Every study ranks West Virginia students near the bottom in knowledge and standardized test scores. State schools are failing to prepare youths for the high-tech Information Age that is sweeping the planet. Future careers are uncertain for many of them.
State teacher unions won't accept any blame for this problem, and focus mostly on getting higher teacher pay and making it nearly impossible to remove unfit teachers.
A statewide education audit recommended giving local county school boards more control -- but county boards produced the current mess, and their schools frequently are seized for inferiority.
Tomblin's reform bill would weaken seniority as the chief factor in teacher hiring. Also, it would open the door for idealistic young Teach for America volunteers to fill West Virginia classroom vacancies. It would establish statewide full-day preschool for 4-year-olds. It would try to force counties to provide a full 180 days of instruction.
We aren't sure whether law changes can improve the state's poor learning levels -- but legislators must try.
Expanding Medicaid under America's new national health reform would provide care for 120,000 "working poor" West Virginians who now lack insurance. It would bring $500 million federal funds into the state and create about 6,000 jobs. Why, for heaven's sake, aren't state leaders grabbing this opportunity?

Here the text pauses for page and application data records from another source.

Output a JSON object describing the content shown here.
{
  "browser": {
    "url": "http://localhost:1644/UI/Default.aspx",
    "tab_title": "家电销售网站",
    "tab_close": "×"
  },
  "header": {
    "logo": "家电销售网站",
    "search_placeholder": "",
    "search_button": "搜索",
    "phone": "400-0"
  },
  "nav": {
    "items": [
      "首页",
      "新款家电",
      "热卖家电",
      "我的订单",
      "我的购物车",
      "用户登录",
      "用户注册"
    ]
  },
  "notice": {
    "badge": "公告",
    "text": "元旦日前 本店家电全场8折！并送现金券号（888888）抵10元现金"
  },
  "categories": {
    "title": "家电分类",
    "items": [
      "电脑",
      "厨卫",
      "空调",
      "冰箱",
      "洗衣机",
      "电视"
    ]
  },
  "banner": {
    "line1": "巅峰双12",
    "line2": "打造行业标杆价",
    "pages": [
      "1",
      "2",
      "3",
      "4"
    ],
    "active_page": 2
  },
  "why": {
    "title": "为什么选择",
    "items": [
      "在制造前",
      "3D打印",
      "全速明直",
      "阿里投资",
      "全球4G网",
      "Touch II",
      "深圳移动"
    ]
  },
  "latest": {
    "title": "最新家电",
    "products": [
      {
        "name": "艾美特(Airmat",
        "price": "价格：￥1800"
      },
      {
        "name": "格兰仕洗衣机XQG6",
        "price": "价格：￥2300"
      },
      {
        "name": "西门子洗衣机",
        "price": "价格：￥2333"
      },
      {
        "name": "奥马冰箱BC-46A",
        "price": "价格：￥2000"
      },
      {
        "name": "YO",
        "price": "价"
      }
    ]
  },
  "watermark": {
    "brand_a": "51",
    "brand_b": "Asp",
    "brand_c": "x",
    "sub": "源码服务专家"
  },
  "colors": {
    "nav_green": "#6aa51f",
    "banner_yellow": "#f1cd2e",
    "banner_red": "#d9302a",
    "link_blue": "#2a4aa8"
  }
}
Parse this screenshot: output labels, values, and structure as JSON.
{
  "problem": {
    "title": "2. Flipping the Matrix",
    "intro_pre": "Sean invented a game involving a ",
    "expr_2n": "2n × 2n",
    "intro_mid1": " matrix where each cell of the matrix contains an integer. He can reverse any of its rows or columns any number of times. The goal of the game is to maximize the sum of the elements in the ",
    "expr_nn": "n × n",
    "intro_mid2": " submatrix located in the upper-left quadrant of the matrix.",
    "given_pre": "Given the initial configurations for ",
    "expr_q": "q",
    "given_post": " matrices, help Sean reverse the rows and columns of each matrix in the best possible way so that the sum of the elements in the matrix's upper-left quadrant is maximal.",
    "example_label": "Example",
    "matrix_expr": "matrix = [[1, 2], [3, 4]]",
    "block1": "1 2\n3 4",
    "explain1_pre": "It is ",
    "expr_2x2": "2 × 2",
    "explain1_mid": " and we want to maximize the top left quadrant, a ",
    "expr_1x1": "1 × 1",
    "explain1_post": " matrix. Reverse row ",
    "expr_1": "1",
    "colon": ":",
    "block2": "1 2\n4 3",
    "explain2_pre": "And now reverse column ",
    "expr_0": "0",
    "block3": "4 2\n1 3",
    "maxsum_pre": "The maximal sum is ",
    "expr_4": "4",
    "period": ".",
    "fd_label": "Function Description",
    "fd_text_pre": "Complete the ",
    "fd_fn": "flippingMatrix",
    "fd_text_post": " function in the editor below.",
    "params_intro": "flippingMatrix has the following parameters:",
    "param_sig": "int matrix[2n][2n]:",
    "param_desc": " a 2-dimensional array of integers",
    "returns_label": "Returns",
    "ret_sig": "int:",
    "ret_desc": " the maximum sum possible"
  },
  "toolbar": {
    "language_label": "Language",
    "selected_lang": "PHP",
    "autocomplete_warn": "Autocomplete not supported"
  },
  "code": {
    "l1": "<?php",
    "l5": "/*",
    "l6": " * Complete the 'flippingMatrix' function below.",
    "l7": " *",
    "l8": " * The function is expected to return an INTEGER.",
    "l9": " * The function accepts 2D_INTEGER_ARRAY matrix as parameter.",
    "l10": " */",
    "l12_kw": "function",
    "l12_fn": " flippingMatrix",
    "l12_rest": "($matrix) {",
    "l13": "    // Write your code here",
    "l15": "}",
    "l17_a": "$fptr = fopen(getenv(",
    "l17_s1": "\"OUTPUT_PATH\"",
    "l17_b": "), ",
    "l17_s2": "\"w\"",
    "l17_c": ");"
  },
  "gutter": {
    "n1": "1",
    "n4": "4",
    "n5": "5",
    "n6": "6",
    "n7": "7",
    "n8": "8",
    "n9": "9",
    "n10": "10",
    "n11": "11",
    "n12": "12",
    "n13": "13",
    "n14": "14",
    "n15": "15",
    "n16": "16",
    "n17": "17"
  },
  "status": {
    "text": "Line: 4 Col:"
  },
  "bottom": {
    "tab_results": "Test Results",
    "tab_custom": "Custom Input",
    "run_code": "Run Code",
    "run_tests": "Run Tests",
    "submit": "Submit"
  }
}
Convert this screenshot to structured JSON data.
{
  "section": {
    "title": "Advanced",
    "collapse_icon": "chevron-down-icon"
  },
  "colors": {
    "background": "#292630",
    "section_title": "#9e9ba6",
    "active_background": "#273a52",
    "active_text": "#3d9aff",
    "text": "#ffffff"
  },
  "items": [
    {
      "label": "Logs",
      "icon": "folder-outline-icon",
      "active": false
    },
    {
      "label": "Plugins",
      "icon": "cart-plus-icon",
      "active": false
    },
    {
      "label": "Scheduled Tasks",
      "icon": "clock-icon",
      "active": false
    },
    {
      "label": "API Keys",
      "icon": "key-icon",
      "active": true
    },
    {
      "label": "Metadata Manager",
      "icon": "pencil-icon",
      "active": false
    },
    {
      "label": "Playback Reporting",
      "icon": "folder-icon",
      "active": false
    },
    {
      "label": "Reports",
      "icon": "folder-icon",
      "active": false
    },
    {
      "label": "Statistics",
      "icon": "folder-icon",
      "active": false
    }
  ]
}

Finally, can legislators do anything to rescue vital county library systems now devastated by a state Supreme Court ruling that deprived them of school money?